Bowing to pressure from allies and foes across the board, President Donald Trump signed an executive order Wednesday ending the process of separating children from families after they have been detained at the U.S. border.
It was a dramatic turnaround for Trump, who had been wrongly insisting that his administration had no choice but to separate families apprehended at the border because of federal law, and who had earlier claimed that he could not reverse the situation with an executive order.
Until Wednesday, the president, Homeland Security Secretary Kirstjen Nielsen, and other officials repeatedly argued the only way to end the practice was for Congress to pass new legislation, while Democrats said he could do it with his signature alone, as he did on Wednesday. One of the driving forces behind the change was the influence of First Lady Melania Trump, who has reportedly been urging the president to make changes for quite some time.
Mrs. Trump made waves of her own, however, when she traveled to meet migrant children separated from their families, wearing a designer Zara jacket emblazoned with the words, “I really don’t care, do u?”

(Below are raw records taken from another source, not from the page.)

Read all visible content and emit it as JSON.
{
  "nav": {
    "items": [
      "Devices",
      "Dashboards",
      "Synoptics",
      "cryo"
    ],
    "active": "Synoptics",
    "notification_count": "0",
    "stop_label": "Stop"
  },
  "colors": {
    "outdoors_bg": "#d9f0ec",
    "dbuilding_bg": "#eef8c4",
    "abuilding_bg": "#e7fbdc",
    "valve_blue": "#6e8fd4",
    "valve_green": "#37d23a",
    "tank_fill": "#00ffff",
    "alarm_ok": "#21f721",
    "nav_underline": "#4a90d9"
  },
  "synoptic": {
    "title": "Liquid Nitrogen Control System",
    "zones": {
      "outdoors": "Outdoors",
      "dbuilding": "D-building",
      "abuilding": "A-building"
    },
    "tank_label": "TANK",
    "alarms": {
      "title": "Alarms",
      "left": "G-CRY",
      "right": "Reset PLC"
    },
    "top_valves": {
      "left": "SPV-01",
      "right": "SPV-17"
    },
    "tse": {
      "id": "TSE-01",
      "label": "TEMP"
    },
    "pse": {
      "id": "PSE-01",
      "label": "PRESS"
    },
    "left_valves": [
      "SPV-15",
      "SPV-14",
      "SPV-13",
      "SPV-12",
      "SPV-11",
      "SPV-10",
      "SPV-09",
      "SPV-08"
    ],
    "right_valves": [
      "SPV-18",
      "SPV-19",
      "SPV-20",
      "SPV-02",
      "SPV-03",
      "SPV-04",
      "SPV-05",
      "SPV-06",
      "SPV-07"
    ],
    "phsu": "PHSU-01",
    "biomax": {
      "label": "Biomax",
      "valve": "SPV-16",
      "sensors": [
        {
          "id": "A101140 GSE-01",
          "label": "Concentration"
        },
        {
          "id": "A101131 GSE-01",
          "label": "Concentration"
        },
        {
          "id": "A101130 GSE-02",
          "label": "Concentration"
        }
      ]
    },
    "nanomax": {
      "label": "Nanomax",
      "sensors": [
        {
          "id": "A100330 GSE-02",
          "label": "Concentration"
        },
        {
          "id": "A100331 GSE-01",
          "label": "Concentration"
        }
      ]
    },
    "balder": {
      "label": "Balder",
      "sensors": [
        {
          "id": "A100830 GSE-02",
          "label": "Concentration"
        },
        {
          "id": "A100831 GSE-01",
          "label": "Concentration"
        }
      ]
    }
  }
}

Despite the immediate response the signing had to the policy, Trump supporters who were interviewed still believe the separation issue was caused by Democrats. When Trump signed the executive order on Wednesday to end forced separations, they suggested the “end justified the means,” and it was the fault of Congress rather than Trump.
Congressman Phil Roe experienced some immigration issues of his own this past week as he appeared at a press conference in Johnson City Monday to announce the kick off to his re-election campaign.
While Roe largely avoided the immigration topic during his 10-minute stump speech, a protester who slipped inside asked what the congressman planned to do about the children who were separated from their parents at the border. Roe responded flatly and made a hurried exit, as one of his supporters took it upon herself to respond to the woman by singing “God Bless America.”
Sadness filled the state and beyond this week, as the news of the passing of legendary voice of the Vols, John Ward, died Wednesday evening after a lengthy illness. He was 88.
As the radio play-by-play broadcaster for Tennessee sports from 1965-99, he was known for his unique style with such phrases as the iconic “It’s Football Time in Tennessee” right before kickoff.
Ward’s final football broadcast was the Vols’ 23-16 win over Florida State in the 1998 Fiesta Bowl National Championship game, but his influence on the game and the fans of UT sports has lived on since, and will continue to do so.
Workers have been hard at it for the past few weeks at TVA Credit Union Ballpark preparing for tonight’s Johnson City Cardinal’s 7 p.m. home opener against the Kingsport Mets.
The Cardinals have made some significant changes to the stadium. New box seats have been installed and a second lounge area has been added on the first-base side. In addition, two giant ceiling fans have been installed in the grandstands to help circulate the air.
Fans will also notice the new lights that have been installed on the playing field, and in the concourse area, the Kids Zone has been expanded and a new team store has been built.
Friday is magnetic schedule night. Saturday is Paul DeJong bobblehead night and local country band JB 5 n Dime will put on a performance in the concourse before the game.